Behind the scenes of last night’s debate – well behind – is a foreclosure crisis that has entered its sixth straight year. This is another fire that has not been put out. The only approach in the debate to even talking about this fire was a brief discussion by Gov. Romney about qualified residential mortgages, and his belief that not determining the rules for a QRM has hurt the housing market because of the resulting uncertainty. To the extent that there’s been a delay on deciding the contours of the qualified residential mortgage, it’s because bankers – sadly helped by affordable housing groups – have endlessly lobbied on the issue. And members of Congress of both parties have waded into this as well, to try and graft a safe harbor for mortgage brokers onto the rule. Dodd-Frank wasn’t a law but a plan to write a law later, and the delays result directly from that.
But this is a completely tangential issue to the crisis in housing. And it’s another area where the candidates, and the political class, didn’t show an interest in talking about it.

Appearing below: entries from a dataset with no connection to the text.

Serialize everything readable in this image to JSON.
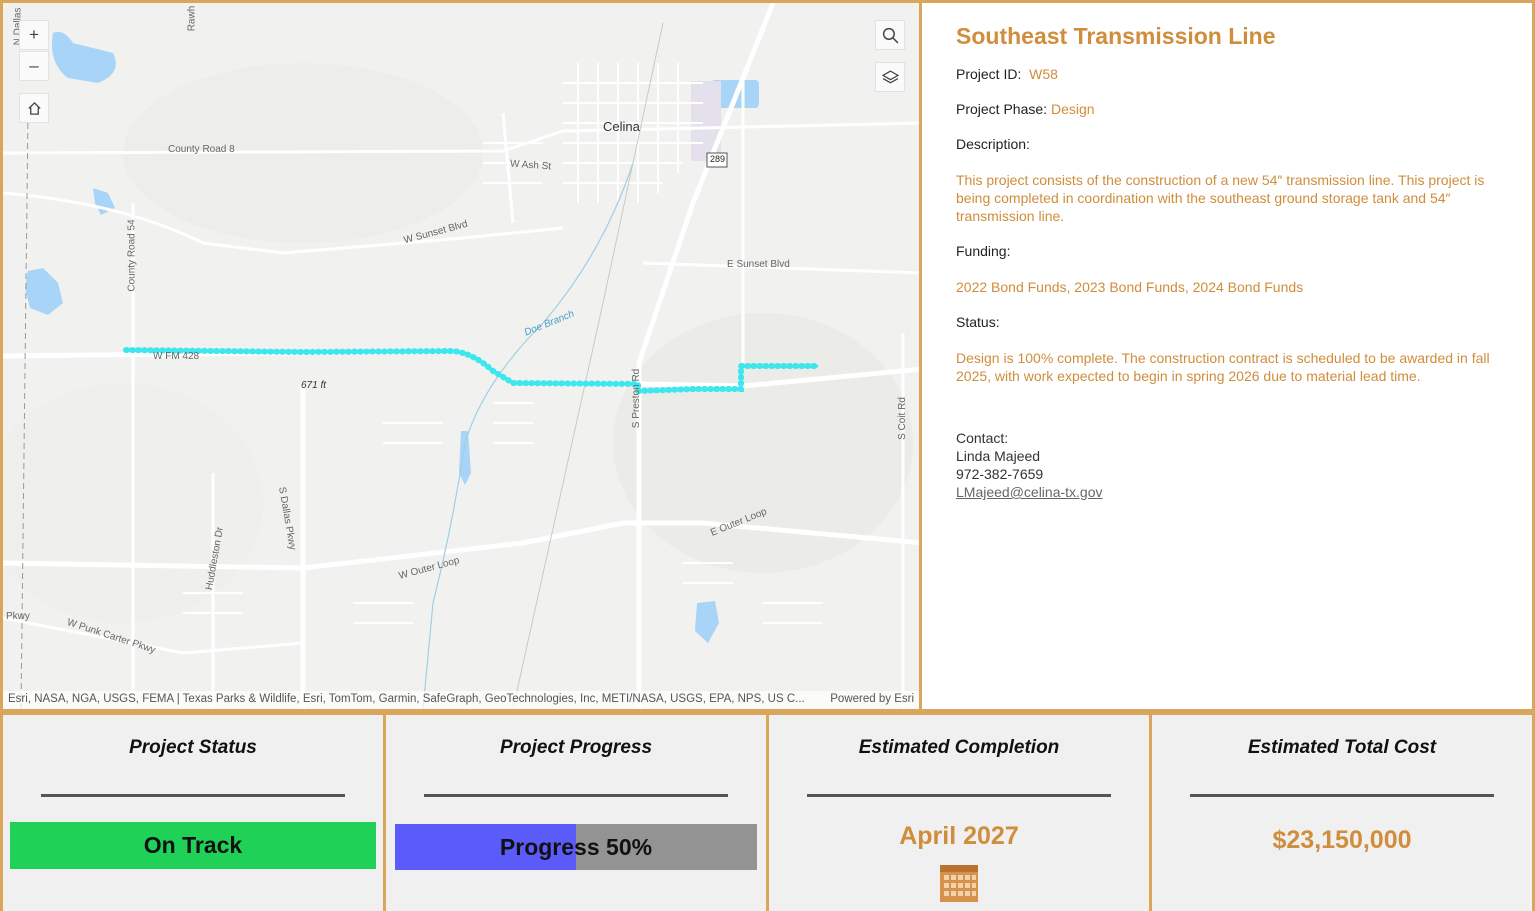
{
  "map": {
    "zoom_in_label": "+",
    "zoom_out_label": "–",
    "labels": {
      "city": "Celina",
      "county_road_8": "County Road 8",
      "w_ash": "W Ash St",
      "hwy_289": "289",
      "w_sunset": "W Sunset Blvd",
      "county_road_54": "County Road 54",
      "e_sunset": "E Sunset Blvd",
      "doe_branch": "Doe Branch",
      "w_fm_428": "W FM 428",
      "elev": "671 ft",
      "s_preston": "S Preston Rd",
      "s_coit": "S Coit Rd",
      "s_dallas": "S Dallas Pkwy",
      "huddleston": "Huddleston Dr",
      "w_outer_loop": "W Outer Loop",
      "e_outer_loop": "E Outer Loop",
      "w_punk_carter": "W Punk Carter Pkwy",
      "pkwy": "Pkwy",
      "rawh": "Rawh",
      "n_dallas": "N Dallas"
    },
    "attribution": "Esri, NASA, NGA, USGS, FEMA | Texas Parks & Wildlife, Esri, TomTom, Garmin, SafeGraph, GeoTechnologies, Inc, METI/NASA, USGS, EPA, NPS, US C...",
    "powered_by": "Powered by Esri",
    "line_color": "#3ee6ee"
  },
  "info": {
    "title": "Southeast Transmission Line",
    "project_id_label": "Project ID:",
    "project_id": "W58",
    "phase_label": "Project Phase:",
    "phase": "Design",
    "description_label": "Description:",
    "description": "This project consists of the construction of a new 54″ transmission line. This project is being completed in coordination with the southeast ground storage tank and 54″ transmission line.",
    "funding_label": "Funding:",
    "funding": "2022 Bond Funds, 2023 Bond Funds, 2024 Bond Funds",
    "status_label": "Status:",
    "status": "Design is 100% complete. The construction contract is scheduled to be awarded in fall 2025, with work expected to begin in spring 2026 due to material lead time.",
    "contact_label": "Contact:",
    "contact_name": "Linda Majeed",
    "contact_phone": "972-382-7659",
    "contact_email": "LMajeed@celina-tx.gov",
    "accent_color": "#d08d3c"
  },
  "cards": {
    "status_title": "Project Status",
    "status_value": "On Track",
    "status_color": "#1fd156",
    "progress_title": "Project Progress",
    "progress_text": "Progress 50%",
    "progress_fraction": 0.5,
    "completion_title": "Estimated Completion",
    "completion_value": "April 2027",
    "cost_title": "Estimated Total Cost",
    "cost_value": "$23,150,000"
  }
}
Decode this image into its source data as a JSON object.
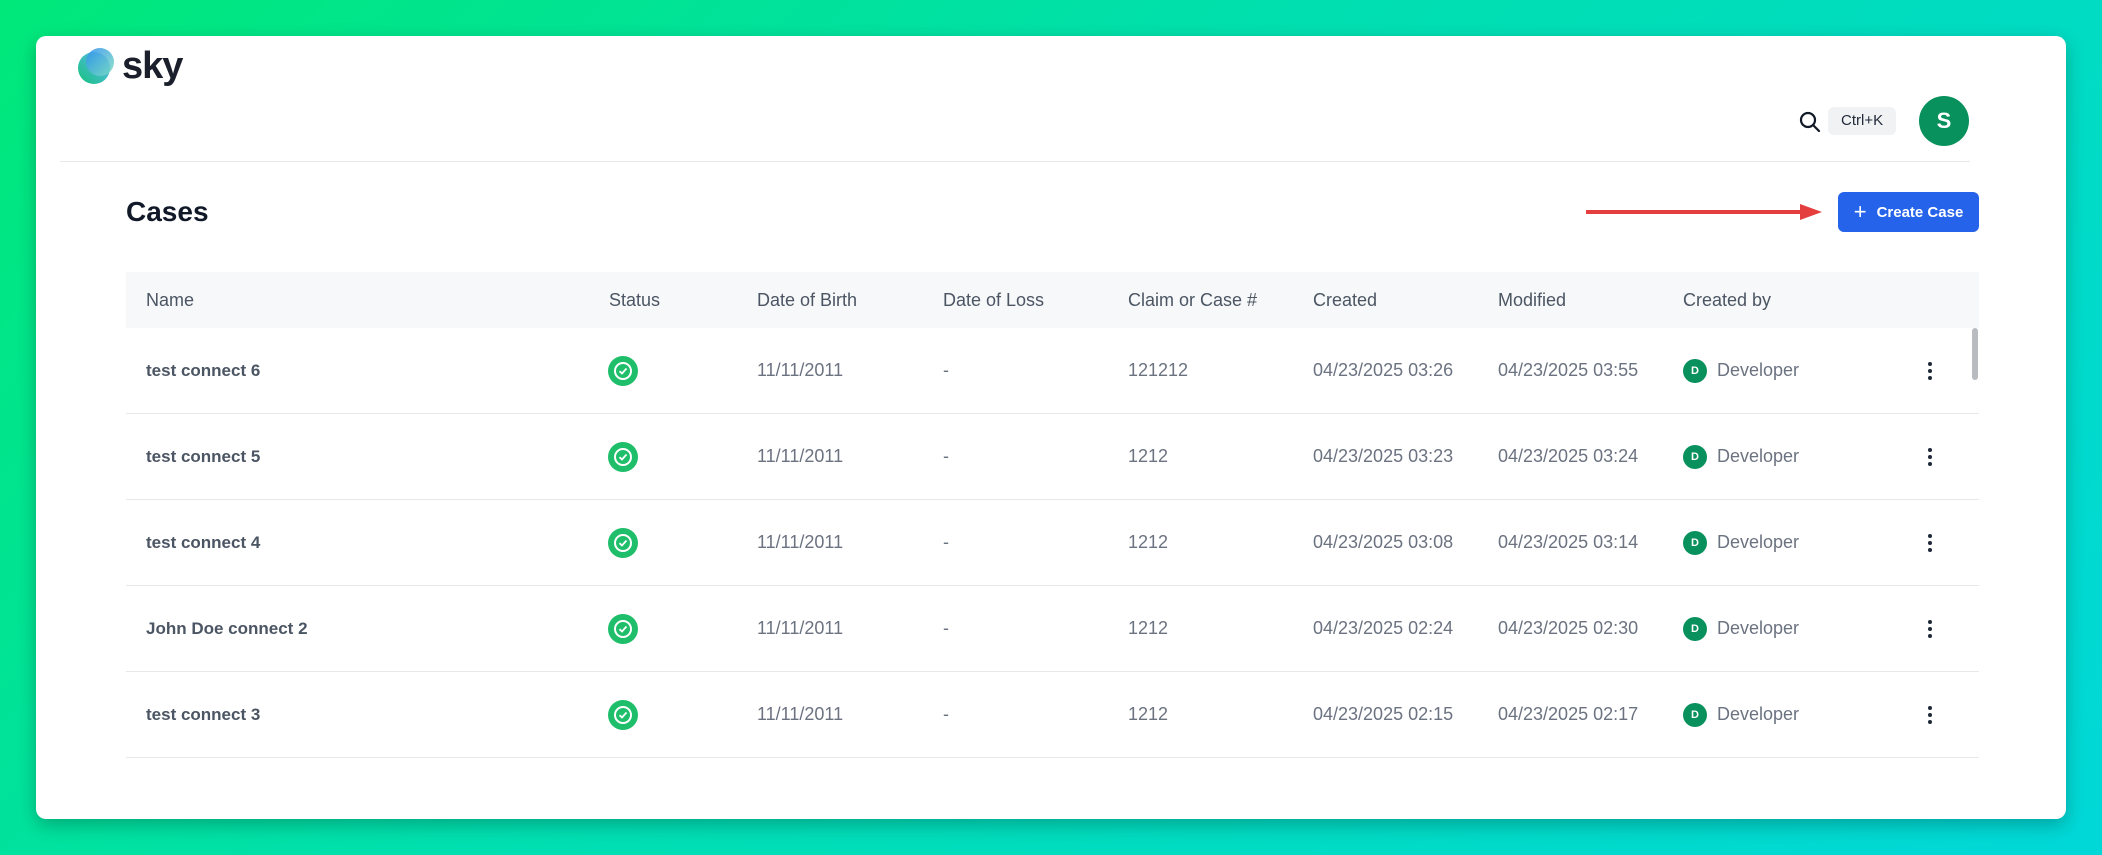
{
  "app": {
    "logo_text": "sky"
  },
  "header": {
    "shortcut": "Ctrl+K",
    "avatar_initial": "S"
  },
  "page": {
    "title": "Cases",
    "create_label": "Create Case"
  },
  "table": {
    "columns": [
      "Name",
      "Status",
      "Date of Birth",
      "Date of Loss",
      "Claim or Case #",
      "Created",
      "Modified",
      "Created by"
    ],
    "rows": [
      {
        "name": "test connect 6",
        "status": "complete",
        "dob": "11/11/2011",
        "dol": "-",
        "claim": "121212",
        "created": "04/23/2025 03:26",
        "modified": "04/23/2025 03:55",
        "by_initial": "D",
        "by": "Developer"
      },
      {
        "name": "test connect 5",
        "status": "complete",
        "dob": "11/11/2011",
        "dol": "-",
        "claim": "1212",
        "created": "04/23/2025 03:23",
        "modified": "04/23/2025 03:24",
        "by_initial": "D",
        "by": "Developer"
      },
      {
        "name": "test connect 4",
        "status": "complete",
        "dob": "11/11/2011",
        "dol": "-",
        "claim": "1212",
        "created": "04/23/2025 03:08",
        "modified": "04/23/2025 03:14",
        "by_initial": "D",
        "by": "Developer"
      },
      {
        "name": "John Doe connect 2",
        "status": "complete",
        "dob": "11/11/2011",
        "dol": "-",
        "claim": "1212",
        "created": "04/23/2025 02:24",
        "modified": "04/23/2025 02:30",
        "by_initial": "D",
        "by": "Developer"
      },
      {
        "name": "test connect 3",
        "status": "complete",
        "dob": "11/11/2011",
        "dol": "-",
        "claim": "1212",
        "created": "04/23/2025 02:15",
        "modified": "04/23/2025 02:17",
        "by_initial": "D",
        "by": "Developer"
      }
    ]
  },
  "icons": {
    "search": "search-icon",
    "status": "check-circle-icon",
    "more": "more-vertical-icon",
    "create": "plus-icon"
  },
  "colors": {
    "primary": "#2563eb",
    "success": "#1fbe6a",
    "avatar": "#08915c",
    "arrow": "#e53e3e"
  }
}
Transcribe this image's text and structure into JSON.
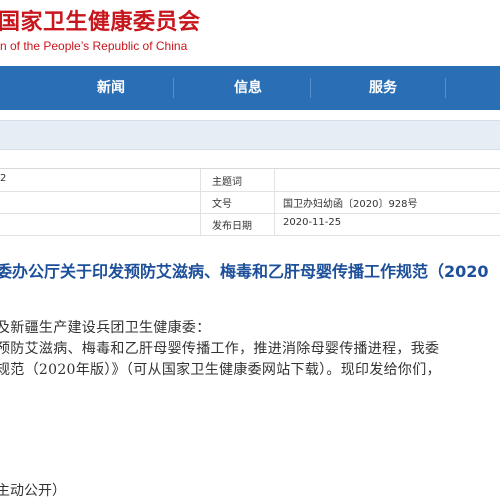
{
  "header": {
    "title_cn": "国家卫生健康委员会",
    "title_en": "n of the People’s Republic of China"
  },
  "nav": {
    "items": [
      {
        "label": "新闻"
      },
      {
        "label": "信息"
      },
      {
        "label": "服务"
      }
    ]
  },
  "meta": {
    "left_value": "2",
    "rows": [
      {
        "label": "主题词",
        "value": ""
      },
      {
        "label": "文号",
        "value": "国卫办妇幼函〔2020〕928号"
      },
      {
        "label": "发布日期",
        "value": "2020-11-25"
      }
    ]
  },
  "document": {
    "title": "委办公厅关于印发预防艾滋病、梅毒和乙肝母婴传播工作规范（2020",
    "paragraphs": [
      "及新疆生产建设兵团卫生健康委：",
      "预防艾滋病、梅毒和乙肝母婴传播工作，推进消除母婴传播进程，我委",
      "规范（2020年版）》（可从国家卫生健康委网站下载）。现印发给你们，"
    ],
    "footer": "主动公开）"
  },
  "colors": {
    "brand_red": "#c8161d",
    "nav_blue": "#2a6fb6",
    "title_blue": "#1d4f9a"
  }
}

I’ve actually talked about this with a couple people this week, trying to figure out where the foreclosure crisis is headed. Professor Alan White has a very good exigesis. Since 2007, 4.5 million foreclosures have been executed, and between 4-5 million more are either delinquent or in foreclosure currently. That means that we’re no more than halfway through the crisis. Serious defaults, more than 90 days, are below peak, but defaults still represent 10% of all mortgages.